As the grater is again brought against the surface of the patellar bone before milling begins, stop ring 170 is separated from abutment surface 146 by the selected milling depth or penetration. As milling commences, shaft 38 slides in guide bushing 54 and the grater (not shown) slides in grater guide 32 downwardly until stop ring 170 abuts abutment surface 146. Further advancement of shaft 38 toward lower jaw assembly 28 is thereby prevented.
As can be understood from the aforedescribed procedure, the difference between the height of face 114 and the height of face 116, 118 or 120 for the selected notch 96, 98 or 100 determines the axial distance which shaft 38 can be advanced, and thereby determines the depth of the milling process in the patella bone clamped between upper jaw assembly 26 and lower jaw assembly 28. By zeroing the depth control as described, the depth to which milling occurs is the same regardless of the original thickness of the patella bone being milled.
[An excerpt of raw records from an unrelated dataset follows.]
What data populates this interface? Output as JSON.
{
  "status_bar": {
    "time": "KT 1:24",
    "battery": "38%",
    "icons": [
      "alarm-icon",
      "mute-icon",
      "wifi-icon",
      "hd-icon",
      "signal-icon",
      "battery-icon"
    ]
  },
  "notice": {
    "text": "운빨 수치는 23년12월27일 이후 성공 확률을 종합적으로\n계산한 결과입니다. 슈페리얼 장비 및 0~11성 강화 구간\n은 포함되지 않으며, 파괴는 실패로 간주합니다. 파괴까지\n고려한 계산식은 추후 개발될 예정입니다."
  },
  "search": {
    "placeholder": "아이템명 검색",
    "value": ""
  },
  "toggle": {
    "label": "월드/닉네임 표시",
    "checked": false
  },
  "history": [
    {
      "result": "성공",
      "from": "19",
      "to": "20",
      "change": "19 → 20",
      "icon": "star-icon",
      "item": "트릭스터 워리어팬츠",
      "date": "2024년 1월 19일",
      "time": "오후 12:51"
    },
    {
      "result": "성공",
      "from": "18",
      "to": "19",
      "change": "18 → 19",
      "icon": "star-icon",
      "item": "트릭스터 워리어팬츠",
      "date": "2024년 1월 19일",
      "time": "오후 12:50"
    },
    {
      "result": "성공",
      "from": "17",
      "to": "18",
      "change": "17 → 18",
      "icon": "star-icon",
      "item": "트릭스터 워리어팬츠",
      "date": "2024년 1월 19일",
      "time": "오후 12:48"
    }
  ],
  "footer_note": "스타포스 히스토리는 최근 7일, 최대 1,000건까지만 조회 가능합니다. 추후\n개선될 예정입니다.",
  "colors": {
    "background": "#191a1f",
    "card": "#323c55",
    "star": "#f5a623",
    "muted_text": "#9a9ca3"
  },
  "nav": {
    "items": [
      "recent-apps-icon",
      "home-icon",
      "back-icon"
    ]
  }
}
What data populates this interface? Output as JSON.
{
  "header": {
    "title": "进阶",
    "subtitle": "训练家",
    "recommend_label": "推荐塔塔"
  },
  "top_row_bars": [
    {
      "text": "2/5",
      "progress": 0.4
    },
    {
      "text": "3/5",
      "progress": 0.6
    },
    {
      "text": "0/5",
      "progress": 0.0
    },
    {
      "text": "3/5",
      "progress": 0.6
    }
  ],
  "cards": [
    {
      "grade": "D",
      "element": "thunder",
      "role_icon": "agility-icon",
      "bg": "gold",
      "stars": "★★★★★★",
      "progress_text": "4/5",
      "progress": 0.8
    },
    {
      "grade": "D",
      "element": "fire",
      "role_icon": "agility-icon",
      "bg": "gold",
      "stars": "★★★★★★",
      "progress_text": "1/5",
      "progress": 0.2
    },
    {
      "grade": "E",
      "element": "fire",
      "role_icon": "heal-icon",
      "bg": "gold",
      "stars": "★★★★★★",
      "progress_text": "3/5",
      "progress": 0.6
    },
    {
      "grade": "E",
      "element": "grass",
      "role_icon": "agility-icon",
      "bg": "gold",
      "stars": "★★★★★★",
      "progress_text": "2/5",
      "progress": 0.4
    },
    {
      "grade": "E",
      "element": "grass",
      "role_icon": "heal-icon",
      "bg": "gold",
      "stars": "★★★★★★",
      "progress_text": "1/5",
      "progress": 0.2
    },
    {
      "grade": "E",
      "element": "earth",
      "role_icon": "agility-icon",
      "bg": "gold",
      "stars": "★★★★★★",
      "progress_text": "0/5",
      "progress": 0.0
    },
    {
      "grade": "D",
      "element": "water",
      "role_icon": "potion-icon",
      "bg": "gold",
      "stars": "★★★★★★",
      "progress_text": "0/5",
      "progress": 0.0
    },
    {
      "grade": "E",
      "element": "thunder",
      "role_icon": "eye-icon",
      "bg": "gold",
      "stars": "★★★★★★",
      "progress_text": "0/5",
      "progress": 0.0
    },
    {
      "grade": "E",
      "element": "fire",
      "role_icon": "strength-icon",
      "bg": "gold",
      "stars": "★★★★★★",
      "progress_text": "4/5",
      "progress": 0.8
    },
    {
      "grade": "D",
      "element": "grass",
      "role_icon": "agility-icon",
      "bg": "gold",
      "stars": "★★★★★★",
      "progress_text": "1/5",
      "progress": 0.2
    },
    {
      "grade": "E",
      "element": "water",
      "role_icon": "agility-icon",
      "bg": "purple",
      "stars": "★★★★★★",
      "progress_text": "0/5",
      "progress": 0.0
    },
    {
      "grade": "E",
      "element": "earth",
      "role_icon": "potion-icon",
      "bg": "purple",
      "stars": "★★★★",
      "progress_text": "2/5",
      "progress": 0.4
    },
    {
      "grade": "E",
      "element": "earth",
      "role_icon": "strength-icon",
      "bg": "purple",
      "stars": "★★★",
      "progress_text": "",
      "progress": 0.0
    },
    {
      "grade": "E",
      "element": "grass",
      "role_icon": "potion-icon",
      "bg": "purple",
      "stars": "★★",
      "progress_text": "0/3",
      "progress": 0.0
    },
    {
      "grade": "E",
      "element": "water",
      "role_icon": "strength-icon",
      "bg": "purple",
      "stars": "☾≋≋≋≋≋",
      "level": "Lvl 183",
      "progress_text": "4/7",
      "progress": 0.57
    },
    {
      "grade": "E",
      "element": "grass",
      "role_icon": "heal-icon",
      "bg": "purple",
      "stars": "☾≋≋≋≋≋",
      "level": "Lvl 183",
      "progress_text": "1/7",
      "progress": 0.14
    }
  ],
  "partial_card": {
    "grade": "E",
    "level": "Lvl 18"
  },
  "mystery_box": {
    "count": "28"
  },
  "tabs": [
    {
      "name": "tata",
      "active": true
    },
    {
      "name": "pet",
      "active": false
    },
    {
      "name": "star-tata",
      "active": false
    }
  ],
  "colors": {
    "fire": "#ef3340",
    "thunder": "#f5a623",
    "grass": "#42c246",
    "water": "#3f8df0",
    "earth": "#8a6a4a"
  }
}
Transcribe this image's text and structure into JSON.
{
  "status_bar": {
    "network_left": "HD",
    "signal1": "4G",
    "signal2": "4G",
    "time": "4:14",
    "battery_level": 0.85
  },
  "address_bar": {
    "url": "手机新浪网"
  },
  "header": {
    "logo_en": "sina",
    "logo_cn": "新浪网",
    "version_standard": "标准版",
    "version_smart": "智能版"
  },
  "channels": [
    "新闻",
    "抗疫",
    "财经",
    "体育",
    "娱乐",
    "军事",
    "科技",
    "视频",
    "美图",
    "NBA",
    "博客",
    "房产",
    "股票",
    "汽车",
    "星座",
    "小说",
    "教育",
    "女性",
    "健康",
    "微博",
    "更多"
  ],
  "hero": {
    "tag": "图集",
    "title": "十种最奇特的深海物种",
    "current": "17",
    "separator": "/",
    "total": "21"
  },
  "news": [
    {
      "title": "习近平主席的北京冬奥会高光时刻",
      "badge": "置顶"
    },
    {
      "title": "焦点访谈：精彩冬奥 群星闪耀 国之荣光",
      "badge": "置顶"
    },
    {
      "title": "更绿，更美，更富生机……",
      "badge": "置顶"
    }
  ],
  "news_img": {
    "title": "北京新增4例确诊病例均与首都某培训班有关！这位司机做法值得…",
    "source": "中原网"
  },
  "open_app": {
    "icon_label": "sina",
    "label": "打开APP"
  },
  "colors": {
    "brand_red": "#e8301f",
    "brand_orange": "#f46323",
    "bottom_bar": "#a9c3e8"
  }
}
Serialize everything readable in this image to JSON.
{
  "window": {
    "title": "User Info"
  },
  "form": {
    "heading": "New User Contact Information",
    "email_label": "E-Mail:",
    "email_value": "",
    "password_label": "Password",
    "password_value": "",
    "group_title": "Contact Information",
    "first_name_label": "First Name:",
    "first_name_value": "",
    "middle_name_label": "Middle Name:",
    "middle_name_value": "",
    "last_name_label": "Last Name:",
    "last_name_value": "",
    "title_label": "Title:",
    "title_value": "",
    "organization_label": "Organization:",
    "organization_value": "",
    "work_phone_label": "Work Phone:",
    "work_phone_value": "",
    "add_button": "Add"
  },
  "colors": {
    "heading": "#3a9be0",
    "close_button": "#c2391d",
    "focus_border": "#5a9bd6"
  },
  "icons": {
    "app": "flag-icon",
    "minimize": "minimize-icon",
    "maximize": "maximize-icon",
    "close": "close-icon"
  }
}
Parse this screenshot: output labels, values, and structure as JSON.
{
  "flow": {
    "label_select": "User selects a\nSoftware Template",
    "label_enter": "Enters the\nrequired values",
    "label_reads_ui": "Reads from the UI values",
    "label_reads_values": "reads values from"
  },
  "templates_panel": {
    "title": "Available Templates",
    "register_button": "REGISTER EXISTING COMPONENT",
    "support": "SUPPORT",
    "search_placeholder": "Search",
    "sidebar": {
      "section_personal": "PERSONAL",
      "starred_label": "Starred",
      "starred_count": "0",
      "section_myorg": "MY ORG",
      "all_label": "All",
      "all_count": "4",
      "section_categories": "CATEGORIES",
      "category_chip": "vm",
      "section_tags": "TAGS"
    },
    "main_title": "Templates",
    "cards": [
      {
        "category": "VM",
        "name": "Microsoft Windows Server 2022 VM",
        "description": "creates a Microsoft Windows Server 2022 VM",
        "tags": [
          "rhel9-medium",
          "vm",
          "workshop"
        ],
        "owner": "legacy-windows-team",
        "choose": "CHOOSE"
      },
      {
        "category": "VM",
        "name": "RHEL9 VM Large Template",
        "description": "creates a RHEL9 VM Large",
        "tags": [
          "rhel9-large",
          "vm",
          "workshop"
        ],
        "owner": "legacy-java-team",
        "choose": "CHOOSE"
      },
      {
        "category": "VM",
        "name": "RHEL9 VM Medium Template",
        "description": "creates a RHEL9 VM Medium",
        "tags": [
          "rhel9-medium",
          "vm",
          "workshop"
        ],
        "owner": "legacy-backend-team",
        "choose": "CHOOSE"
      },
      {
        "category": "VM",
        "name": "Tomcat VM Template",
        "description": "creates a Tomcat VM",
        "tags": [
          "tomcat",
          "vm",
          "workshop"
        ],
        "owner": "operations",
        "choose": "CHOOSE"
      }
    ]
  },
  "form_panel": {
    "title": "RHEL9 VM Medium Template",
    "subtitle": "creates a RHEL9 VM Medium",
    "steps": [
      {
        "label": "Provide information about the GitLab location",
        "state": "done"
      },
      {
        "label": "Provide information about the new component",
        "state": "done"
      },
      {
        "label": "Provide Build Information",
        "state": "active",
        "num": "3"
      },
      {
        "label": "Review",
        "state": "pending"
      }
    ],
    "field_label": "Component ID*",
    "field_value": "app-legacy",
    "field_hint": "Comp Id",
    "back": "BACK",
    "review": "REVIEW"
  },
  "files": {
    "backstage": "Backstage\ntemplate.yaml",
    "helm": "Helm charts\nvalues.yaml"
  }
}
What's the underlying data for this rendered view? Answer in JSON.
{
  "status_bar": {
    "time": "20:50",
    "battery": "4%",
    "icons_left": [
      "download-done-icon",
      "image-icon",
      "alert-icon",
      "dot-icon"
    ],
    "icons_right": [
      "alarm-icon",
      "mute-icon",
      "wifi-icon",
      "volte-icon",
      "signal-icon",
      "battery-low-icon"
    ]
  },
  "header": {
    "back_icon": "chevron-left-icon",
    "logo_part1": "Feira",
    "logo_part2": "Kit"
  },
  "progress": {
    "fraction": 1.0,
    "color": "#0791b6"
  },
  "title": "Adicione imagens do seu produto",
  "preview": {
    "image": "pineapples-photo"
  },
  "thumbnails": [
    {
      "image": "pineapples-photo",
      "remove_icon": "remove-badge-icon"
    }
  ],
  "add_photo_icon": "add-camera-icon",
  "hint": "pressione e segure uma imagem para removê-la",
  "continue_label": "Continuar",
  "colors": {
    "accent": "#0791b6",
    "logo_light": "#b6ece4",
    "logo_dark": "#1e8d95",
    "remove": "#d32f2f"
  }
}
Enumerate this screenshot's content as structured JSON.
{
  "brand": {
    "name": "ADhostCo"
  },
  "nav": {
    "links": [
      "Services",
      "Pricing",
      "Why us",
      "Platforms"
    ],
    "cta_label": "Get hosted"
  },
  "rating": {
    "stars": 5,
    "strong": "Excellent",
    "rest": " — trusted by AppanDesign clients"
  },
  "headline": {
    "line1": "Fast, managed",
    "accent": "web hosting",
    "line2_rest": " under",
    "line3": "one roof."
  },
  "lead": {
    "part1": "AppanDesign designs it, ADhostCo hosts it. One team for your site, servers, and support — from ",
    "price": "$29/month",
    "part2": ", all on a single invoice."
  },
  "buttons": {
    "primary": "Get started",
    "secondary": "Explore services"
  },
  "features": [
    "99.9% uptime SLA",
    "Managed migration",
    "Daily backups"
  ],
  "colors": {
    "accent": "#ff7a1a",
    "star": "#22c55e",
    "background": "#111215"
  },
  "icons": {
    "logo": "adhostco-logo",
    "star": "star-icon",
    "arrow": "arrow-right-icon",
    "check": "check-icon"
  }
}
Thus, a predetermined precise depth can be achieved, as necessary, for the patellar implant being used.
Adjustment of the depth control is easily performed by lifting and rotating cap 130 relative to guide bushing 54. After indexing key 140 is properly positioned in the selected one of notches 94, 96, 98 and 100, with bottom surface 142 of key 140 positioned on the selected one of floors 104, 106, 108 and 110 and inner wall 144 of key 140 positioned along the selected one of faces 114, 116, 118 and 120, cap 130 cannot be accidentally rotated and displaced, without raising cap 130 relative to guide bushing 54 and rotating cap 130 through a quarter turn. Thus, once positioned, depth control 52 stays firmly in place to provide precise, accurate milling depth control.
Those skilled in the art will understand readily that milling tool 18 can comprise different size and types of graters, or other devices, such as, for example, a drill; and guide 32 can comprise a drill guide for accurately positioning anchor holes to receive anchor pins of an implant. Jaw assemblies 26 and 28 of clamping assembly 14 can be changed with modular inserts to receive different size patellae, or to perform cementing or other clamping procedures. Milling clamp 10 is lightweight and versatile.
While this invention has been described as having a preferred design, the present invention can be further modified within the spirit and scope of this disclosure. This application is therefore intended to cover any variations, uses, or adaptations of the invention using its general principles. Further, this application is intended to cover such departures from the present disclosure as come within known or customary practice in the art to which this invention pertains and which fall within the limits of the appended claims.